**What is expected:** Write out the listing beneath this instruction in its entirety, exactly as it reads.

►

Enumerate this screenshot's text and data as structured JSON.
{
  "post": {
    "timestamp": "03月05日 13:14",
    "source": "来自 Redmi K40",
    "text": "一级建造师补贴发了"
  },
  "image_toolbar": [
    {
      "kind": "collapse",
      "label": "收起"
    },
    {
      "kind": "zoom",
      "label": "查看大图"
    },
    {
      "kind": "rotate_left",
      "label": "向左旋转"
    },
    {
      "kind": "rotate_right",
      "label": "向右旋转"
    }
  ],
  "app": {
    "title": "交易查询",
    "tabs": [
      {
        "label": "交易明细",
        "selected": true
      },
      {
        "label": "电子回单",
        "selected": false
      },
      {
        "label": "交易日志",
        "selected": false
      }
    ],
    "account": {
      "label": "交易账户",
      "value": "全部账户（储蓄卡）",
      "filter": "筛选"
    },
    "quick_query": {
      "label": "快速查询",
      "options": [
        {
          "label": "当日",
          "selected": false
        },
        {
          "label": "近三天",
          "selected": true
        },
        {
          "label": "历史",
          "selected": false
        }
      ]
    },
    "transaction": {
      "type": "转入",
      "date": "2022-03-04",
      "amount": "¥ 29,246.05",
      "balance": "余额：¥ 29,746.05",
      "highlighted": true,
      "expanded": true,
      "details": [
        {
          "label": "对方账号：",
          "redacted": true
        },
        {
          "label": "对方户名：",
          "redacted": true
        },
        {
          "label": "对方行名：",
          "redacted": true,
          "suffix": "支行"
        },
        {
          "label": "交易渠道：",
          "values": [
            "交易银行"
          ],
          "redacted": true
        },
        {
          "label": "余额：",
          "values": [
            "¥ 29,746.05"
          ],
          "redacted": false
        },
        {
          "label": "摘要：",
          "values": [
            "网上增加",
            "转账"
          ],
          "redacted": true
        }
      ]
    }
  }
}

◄

**Result of the exercise:**
Enumerate this screenshot's text and data as structured JSON.
{
  "post": {
    "timestamp": "03月05日 13:14",
    "source": "来自 Redmi K40",
    "text": "一级建造师补贴发了"
  },
  "image_toolbar": [
    {
      "kind": "collapse",
      "label": "收起"
    },
    {
      "kind": "zoom",
      "label": "查看大图"
    },
    {
      "kind": "rotate_left",
      "label": "向左旋转"
    },
    {
      "kind": "rotate_right",
      "label": "向右旋转"
    }
  ],
  "app": {
    "title": "交易查询",
    "tabs": [
      {
        "label": "交易明细",
        "selected": true
      },
      {
        "label": "电子回单",
        "selected": false
      },
      {
        "label": "交易日志",
        "selected": false
      }
    ],
    "account": {
      "label": "交易账户",
      "value": "全部账户（储蓄卡）",
      "filter": "筛选"
    },
    "quick_query": {
      "label": "快速查询",
      "options": [
        {
          "label": "当日",
          "selected": false
        },
        {
          "label": "近三天",
          "selected": true
        },
        {
          "label": "历史",
          "selected": false
        }
      ]
    },
    "transaction": {
      "type": "转入",
      "date": "2022-03-04",
      "amount": "¥ 29,246.05",
      "balance": "余额：¥ 29,746.05",
      "highlighted": true,
      "expanded": true,
      "details": [
        {
          "label": "对方账号：",
          "redacted": true
        },
        {
          "label": "对方户名：",
          "redacted": true
        },
        {
          "label": "对方行名：",
          "redacted": true,
          "suffix": "支行"
        },
        {
          "label": "交易渠道：",
          "values": [
            "交易银行"
          ],
          "redacted": true
        },
        {
          "label": "余额：",
          "values": [
            "¥ 29,746.05"
          ],
          "redacted": false
        },
        {
          "label": "摘要：",
          "values": [
            "网上增加",
            "转账"
          ],
          "redacted": true
        }
      ]
    }
  }
}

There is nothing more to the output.